In this new ‘Connect-19’ interview series, we hope to shed light on inspirational and uplifting stories and people, amid these continually challenging times. Starting the series off strong, volunteer Label writer Lydia Potrykus sits down with friend and business-owner Hollie Grant who has shown strength, passion, and dedication over the last eight months.
In an attempt to shine some light on what is, undoubtedly, a dark time, I spoke to dancer and model, Hollie Grant (20) about her experiences running a small business during the Covid-19 lockdown.
“I created ‘Heels With Hollss’ in early 2020”, Hollie tells me, in the way that has become the new normal for social interaction: over Zoom. “I’d recently graduated from dance school and moved back home, and I knew there was nothing like this in my local community”.
Seeing a gap in the market, Hollie took the initiative to start up her own dance business, ‘Heels With Hollss’, instructing in heels dancing. Hollie tells me how she hoped to give women a safe space to feel sexy and confident, “I set up my class with the intention of empowering women […] that’s how I feel when I get to put on a pair of heels and do my dancing”.
After starting her classes in early 2020, Hollie was suddenly faced with emerging restrictions, “when restrictions started coming on, I was able to carry on my classes for a while”. Once a full lockdown was introduced, Hollie had to rethink things completely, “I couldn’t go to the studio […] that’s when it did affect me”.
“My classes are all about giving women an opportunity to go somewhere to express themselves” – passionate about empowering women, Hollie was faced with a tough decision – “I took all of my classes online, completely free of charge”. It didn’t come as a surprise that online classes weren’t as popular: “when my numbers got lower throughout lockdown it was a bit disappointing, but understandable”.
“I’ve basically come out of lockdown and had to start from scratch”, Hollie tells me. To some, this may sound like a death sentence for a new business, but this young entrepreneur has taken it all in her stride; “It has been a blessing in a way, […] my business has grown so much more since [we]came out of lockdown”.
Post-lockdown, Hollie jumped right into getting her business back on track, “we’re at a brand-new studio, where I also teach in other classes”. There have been certain restrictions, including being limited to class sizes of 15, “it’s been frustrating. If I have more than 15 I have to turn people down, […] I could open more classes, but I’d risk not making enough to cover the studio”. There are also other smaller details to consider, like hand sanitiser and taping down guides to ensure social distancing, all of which have ensured that clients feel safe, “I explained all of my Covid procedures and I’ve had minimal concern from those who come to class”.

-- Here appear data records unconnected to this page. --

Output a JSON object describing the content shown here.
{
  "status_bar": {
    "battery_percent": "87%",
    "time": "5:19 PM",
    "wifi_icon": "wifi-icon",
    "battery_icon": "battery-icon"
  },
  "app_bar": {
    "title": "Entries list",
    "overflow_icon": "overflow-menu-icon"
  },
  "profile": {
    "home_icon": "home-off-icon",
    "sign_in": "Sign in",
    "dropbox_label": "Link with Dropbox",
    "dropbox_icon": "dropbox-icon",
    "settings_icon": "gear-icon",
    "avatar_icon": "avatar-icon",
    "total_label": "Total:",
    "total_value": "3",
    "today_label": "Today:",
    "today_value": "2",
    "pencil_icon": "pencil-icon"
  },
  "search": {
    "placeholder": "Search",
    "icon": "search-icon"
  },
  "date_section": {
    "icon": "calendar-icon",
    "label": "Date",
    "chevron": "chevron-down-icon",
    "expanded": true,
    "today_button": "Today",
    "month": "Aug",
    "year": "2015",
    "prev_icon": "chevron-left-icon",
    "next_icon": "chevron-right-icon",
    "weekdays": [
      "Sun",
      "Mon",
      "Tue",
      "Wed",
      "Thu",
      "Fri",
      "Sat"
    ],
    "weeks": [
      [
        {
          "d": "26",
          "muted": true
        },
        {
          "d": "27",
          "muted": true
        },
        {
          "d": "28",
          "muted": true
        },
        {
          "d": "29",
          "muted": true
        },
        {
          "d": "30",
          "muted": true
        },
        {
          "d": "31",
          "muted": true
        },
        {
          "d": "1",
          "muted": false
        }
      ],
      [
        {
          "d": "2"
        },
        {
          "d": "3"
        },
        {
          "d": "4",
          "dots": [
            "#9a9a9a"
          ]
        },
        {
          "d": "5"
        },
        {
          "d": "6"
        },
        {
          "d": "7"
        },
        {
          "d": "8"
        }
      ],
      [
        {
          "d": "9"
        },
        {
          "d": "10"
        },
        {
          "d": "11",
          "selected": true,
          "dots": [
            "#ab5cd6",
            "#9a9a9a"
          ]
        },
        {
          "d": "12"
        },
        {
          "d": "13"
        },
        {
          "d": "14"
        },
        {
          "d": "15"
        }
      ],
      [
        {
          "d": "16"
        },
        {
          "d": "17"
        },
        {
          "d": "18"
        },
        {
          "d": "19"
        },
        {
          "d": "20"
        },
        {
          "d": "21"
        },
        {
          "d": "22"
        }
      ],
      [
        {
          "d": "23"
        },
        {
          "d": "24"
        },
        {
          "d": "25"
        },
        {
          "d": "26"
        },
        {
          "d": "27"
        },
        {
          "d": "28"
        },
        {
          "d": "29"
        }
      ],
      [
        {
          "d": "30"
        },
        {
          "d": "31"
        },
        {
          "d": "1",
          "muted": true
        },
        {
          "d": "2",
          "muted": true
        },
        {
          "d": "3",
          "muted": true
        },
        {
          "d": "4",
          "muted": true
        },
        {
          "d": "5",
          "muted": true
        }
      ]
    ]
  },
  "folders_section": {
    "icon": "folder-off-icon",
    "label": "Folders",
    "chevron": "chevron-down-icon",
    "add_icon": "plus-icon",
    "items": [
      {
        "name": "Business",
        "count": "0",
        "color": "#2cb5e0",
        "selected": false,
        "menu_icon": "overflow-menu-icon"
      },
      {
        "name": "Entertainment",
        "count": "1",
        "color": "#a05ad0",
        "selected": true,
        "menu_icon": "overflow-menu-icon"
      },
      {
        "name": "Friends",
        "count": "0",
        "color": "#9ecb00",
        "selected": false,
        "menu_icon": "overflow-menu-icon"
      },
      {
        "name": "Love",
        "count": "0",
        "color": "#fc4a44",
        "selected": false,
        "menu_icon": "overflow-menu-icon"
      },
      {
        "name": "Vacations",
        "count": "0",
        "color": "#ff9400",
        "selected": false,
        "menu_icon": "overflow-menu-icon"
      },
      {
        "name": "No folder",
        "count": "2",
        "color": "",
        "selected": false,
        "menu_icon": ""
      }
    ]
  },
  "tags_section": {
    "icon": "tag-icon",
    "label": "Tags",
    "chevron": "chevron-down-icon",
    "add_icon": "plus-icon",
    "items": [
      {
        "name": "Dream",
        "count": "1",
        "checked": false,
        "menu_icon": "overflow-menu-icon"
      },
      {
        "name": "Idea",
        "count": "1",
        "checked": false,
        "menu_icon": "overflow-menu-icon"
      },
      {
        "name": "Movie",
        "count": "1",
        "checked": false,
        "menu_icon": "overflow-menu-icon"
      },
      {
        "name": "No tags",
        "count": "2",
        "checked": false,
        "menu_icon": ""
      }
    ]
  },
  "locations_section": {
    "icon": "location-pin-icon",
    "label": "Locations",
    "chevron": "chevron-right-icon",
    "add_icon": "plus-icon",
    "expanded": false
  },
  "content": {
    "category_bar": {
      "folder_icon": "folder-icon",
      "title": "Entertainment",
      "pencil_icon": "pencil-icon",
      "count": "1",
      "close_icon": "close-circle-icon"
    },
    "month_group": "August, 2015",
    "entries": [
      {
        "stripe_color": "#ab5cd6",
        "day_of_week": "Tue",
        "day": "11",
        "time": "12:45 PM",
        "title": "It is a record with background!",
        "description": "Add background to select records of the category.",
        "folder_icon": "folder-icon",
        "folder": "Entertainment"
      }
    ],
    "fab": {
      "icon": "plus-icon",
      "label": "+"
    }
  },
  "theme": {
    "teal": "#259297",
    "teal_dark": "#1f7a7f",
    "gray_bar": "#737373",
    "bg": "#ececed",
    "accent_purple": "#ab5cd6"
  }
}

Even with safety measures in place, there are other barriers to consider, “I’m completely self-employed as a model and a dancer, […] I’ve not received any support”, Hollie tells me, as we move on to discuss the recent remarks made by Chancellor of the Exchequer, Rishi Sunak regarding the arts industry. “It would be challenging for any government dealing with a crisis like this”, Hollie comments, “but I think that reaction, in particular, telling artists to re-train and find new jobs […] it’s ridiculous”. Discussing the importance of the arts, Hollie sums up the situation quite clearly: “there would be no more theatre, no music, no TV, no films; everything we enjoy would be taken away”.
Despite some bumps along the way, Hollie says she feels positive about the future of her business, “it’s been really really good if I’m honest, […] my turn-out has been great and all the girls have been really supportive”. As I ask about how she’s feeling about the future, I get only positivity in response, “lockdown really gave me a chance to work on marketing and networking, and my class has boomed”. Hollie even has plans for expanding in the future, “it would be ideal to have a beginner’s class and an intermediate class, exclusive workshops and guest choreographers, there’s definitely potential for growth”.
Bringing our conversation to a close, I asked Hollie for her advice to other current or aspiring creatives and small business owners, “it would just be to remember why you started […] it’s because you love it, because you don’t want a ‘typical job’”. On staying positive in difficult times, I found her final remarks to be particularly impactful, so I’ll leave you with this: “it doesn’t matter if the government care, your next-door neighbour loves going to watch the ballet, the kids down the road love their dance lessons […] the everyday people value you and what you do, that’s what counts”.
Header designed by volunteer Sofia Azcona.